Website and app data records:

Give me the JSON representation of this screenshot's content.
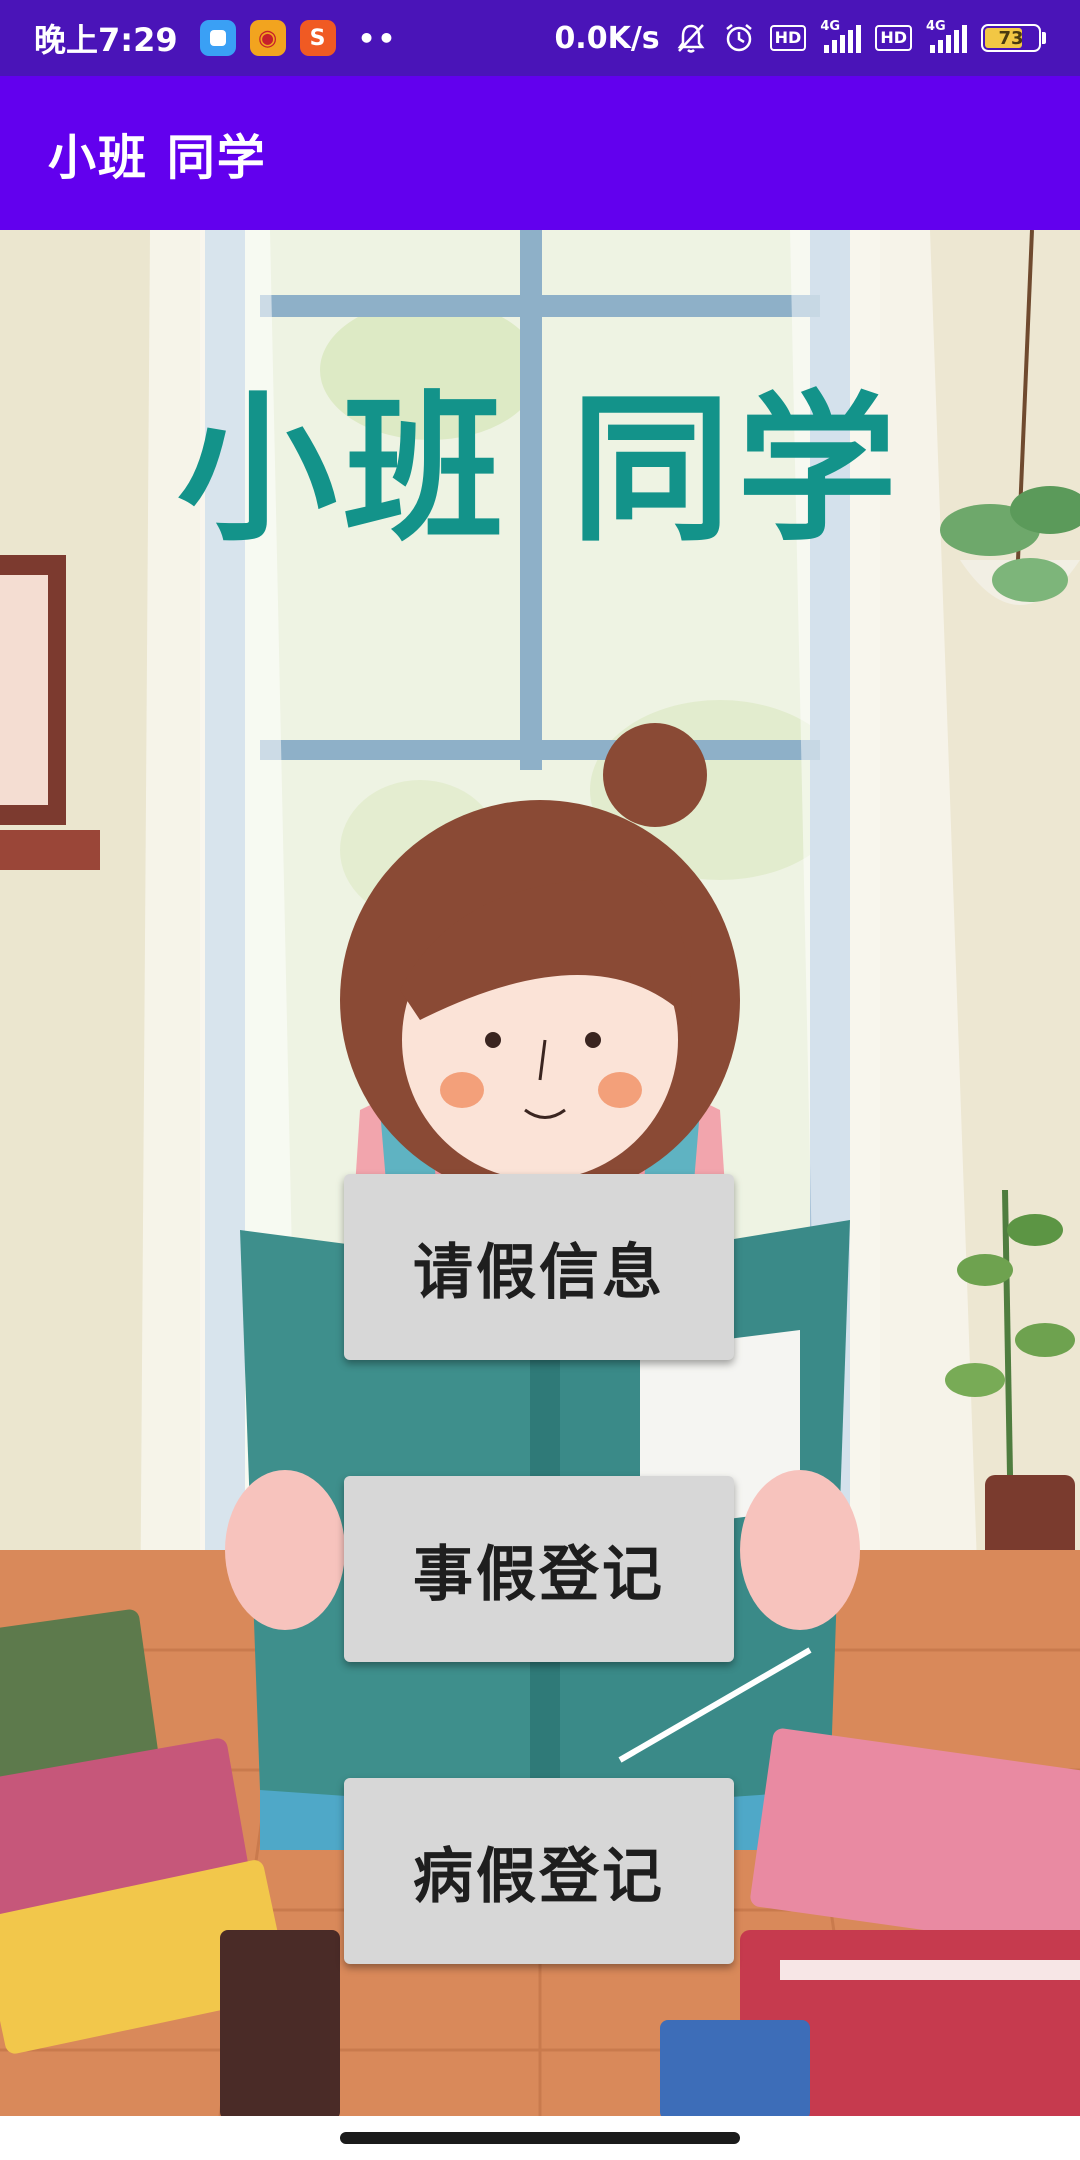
{
  "status_bar": {
    "time": "晚上7:29",
    "more_indicator": "••",
    "net_speed": "0.0K/s",
    "hd_label": "HD",
    "network_label": "4G",
    "battery_level": "73",
    "battery_fraction": 0.73,
    "notification_icons": [
      "app-notification-icon",
      "weibo-icon",
      "sogou-input-icon"
    ],
    "system_icons": [
      "mute-bell-icon",
      "alarm-icon",
      "hd-icon",
      "signal-4g-icon",
      "hd-icon",
      "signal-4g-icon",
      "battery-icon"
    ]
  },
  "app_bar": {
    "title": "小班 同学"
  },
  "main": {
    "hero_title": "小班 同学",
    "buttons": [
      {
        "label": "请假信息"
      },
      {
        "label": "事假登记"
      },
      {
        "label": "病假登记"
      }
    ]
  },
  "colors": {
    "status_bar_bg": "#4a14b8",
    "app_bar_bg": "#6200ee",
    "hero_title": "#13938a",
    "button_bg": "#d7d7d7"
  }
}
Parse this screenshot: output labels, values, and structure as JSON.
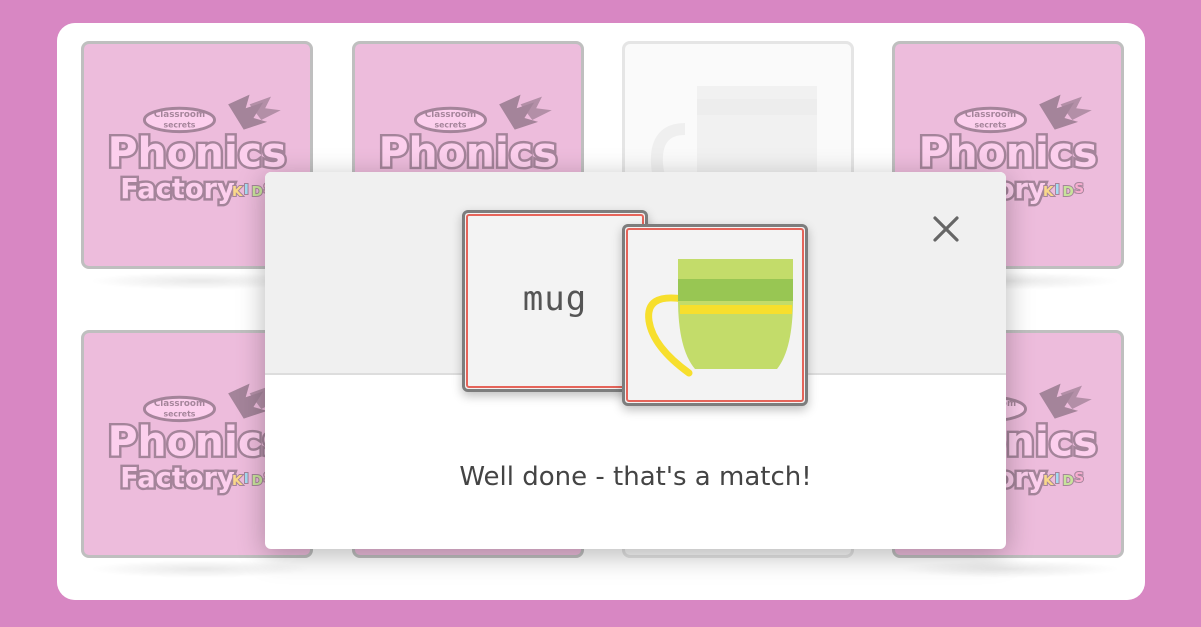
{
  "game": {
    "card_back": {
      "brand_small": "Classroom secrets",
      "brand_main": "Phonics",
      "brand_sub": "Factory",
      "brand_badge": "KIDS"
    }
  },
  "match_modal": {
    "word": "mug",
    "picture_icon": "mug-icon",
    "message": "Well done - that's a match!",
    "close_icon": "close-icon"
  },
  "colors": {
    "page_bg": "#d887c3",
    "card_back": "#de85bf",
    "logo_pink": "#f9a8de",
    "logo_outline": "#5a1f47",
    "card_highlight": "#e5645a",
    "mug_green": "#c3dc6a",
    "mug_stripe_dark": "#98c653",
    "mug_stripe_yellow": "#f7df2d"
  }
}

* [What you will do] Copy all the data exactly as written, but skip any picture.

* [Answer section]
Give me the JSON representation of this screenshot's content.
{
  "status_bar": {
    "time": "晚上7:29",
    "more_indicator": "••",
    "net_speed": "0.0K/s",
    "hd_label": "HD",
    "network_label": "4G",
    "battery_level": "73",
    "battery_fraction": 0.73,
    "notification_icons": [
      "app-notification-icon",
      "weibo-icon",
      "sogou-input-icon"
    ],
    "system_icons": [
      "mute-bell-icon",
      "alarm-icon",
      "hd-icon",
      "signal-4g-icon",
      "hd-icon",
      "signal-4g-icon",
      "battery-icon"
    ]
  },
  "app_bar": {
    "title": "小班 同学"
  },
  "main": {
    "hero_title": "小班 同学",
    "buttons": [
      {
        "label": "请假信息"
      },
      {
        "label": "事假登记"
      },
      {
        "label": "病假登记"
      }
    ]
  },
  "colors": {
    "status_bar_bg": "#4a14b8",
    "app_bar_bg": "#6200ee",
    "hero_title": "#13938a",
    "button_bg": "#d7d7d7"
  }
}
Parse this screenshot: output labels, values, and structure as JSON.
{
  "game": {
    "card_back": {
      "brand_small": "Classroom secrets",
      "brand_main": "Phonics",
      "brand_sub": "Factory",
      "brand_badge": "KIDS"
    }
  },
  "match_modal": {
    "word": "mug",
    "picture_icon": "mug-icon",
    "message": "Well done - that's a match!",
    "close_icon": "close-icon"
  },
  "colors": {
    "page_bg": "#d887c3",
    "card_back": "#de85bf",
    "logo_pink": "#f9a8de",
    "logo_outline": "#5a1f47",
    "card_highlight": "#e5645a",
    "mug_green": "#c3dc6a",
    "mug_stripe_dark": "#98c653",
    "mug_stripe_yellow": "#f7df2d"
  }
}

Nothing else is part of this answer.